About a year ago, the A Rocha Recycling Committee was founded in order for there to be a smaller subset of A Rocha focusing specifically on recycling on campus. A Rocha is the environmentalism club. Starting this year, the goal of this committee is to make Wheaton College a more eco-friendly campus by ensuring that the school is being efficient with its waste. The committee also hopes to provide knowledge on how to recycle and why it is important.
Junior Yuxi Zhao, director of the Recycling Committee and part of A Rocha’s advisory council, explained the issues she saw around the campus and some misunderstanding and confusion the committees has observed about the concept of recycling. Zhao said that two types of recyclables exist: Paper recycling, which consists of paper products, and comingle, which consists of glass, plastic, cans and anything recyclable that is not made of paper.
The committee hopes to emphasize the importance of splitting these two types of recyclables before they hit the dumpsters. It plans to make labels where the two types can be differentiated.

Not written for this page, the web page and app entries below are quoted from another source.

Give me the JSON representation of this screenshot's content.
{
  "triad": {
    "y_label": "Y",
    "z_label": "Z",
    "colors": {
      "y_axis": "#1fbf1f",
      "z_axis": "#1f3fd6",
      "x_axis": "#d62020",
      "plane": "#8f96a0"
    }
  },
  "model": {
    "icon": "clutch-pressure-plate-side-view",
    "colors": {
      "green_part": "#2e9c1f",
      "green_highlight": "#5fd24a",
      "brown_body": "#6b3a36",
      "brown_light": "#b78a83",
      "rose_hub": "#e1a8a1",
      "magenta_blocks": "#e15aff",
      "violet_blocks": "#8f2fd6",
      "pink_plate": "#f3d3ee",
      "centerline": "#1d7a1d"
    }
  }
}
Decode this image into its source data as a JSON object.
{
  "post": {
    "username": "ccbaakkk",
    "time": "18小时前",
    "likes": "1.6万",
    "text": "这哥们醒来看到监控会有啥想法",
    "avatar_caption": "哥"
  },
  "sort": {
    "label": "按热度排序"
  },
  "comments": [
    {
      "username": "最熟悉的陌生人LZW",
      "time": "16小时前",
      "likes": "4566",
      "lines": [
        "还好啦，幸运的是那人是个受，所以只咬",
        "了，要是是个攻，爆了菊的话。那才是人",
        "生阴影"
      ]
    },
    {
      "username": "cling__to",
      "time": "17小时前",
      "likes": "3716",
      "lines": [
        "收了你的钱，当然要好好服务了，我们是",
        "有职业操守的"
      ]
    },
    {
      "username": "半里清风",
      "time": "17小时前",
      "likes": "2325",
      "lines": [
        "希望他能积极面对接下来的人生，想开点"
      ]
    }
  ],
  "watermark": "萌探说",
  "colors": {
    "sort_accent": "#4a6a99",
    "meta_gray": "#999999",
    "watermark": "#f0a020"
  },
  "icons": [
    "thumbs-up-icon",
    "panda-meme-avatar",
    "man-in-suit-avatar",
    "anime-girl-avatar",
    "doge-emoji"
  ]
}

Most recently, the committee members have taken it upon themselves to collect data on the inventory of recycle bins and their location and utilization in public spaces and campus buildings. It has already collected data on Armerding, McManis-Evans Hall, Fischer Hall, Smith-Traber Hall, the Meyer Science Center, the Conservatory, Jenks Hall and the Memorial Student Center. The committee is continuing with the other buildings.
Zhao said, “The target for education is the underclassmen dorms.” She added that the committee hopes to “make recycling a larger part of Res Life.” The goal is that by starting with the underclassmen dorms, the students will carry out their good recycling habits in following years.
A large way for the Wheaton Community to serve justice is to promote the idea of correct recycling, according to Zhao. Recycling is a way of preventing large implications that might not take affect immediately yet have unseen and dangerous results. Reducing waste in ways such as recycling helps with the process of creating raw materials, and it reduces the amount of waste that needs to be stored and take up space.
“There are a lot of negative effects of waste, especially if it is not disposed properly. People are affected negatively all over the world. To me recycling is just so easy, and I think by doing that, in a sense we are caring for others around the world and serving justice globally,” Zhao said
Freshman Shoshanna Hwang, a member of the committee, added, “Growing up in a very eco-friendly place, I have a hard time seeing people throw five bananas in the garbage. Either we can make a mess, or we can choose to take care of the resources that God has given us.”
The committee explained that taking care of the resources and the earth and protecting them can be simple yet important ways to serve justice for the local community and global communities all around the world.
The committee said it is excited to work together with many other groups on campus. Sophomore Henry Williams, another committee member, said, “We’re working with Student Government, Bon Appétit, Res Life and whoever else is involved with this, and it is an amazing opportunity to work in this great network.” Additionally, students can join the Recycling Committee regardless of whether or not they have already been a part of A Rocha as a whole.
Regarding justice at Wheaton, Williams concluded, “We’ve become a school that has become greatly focused with the idea of justice, racial reconciliation outside of the school. I think it’s truly important that we do justice here on campus.”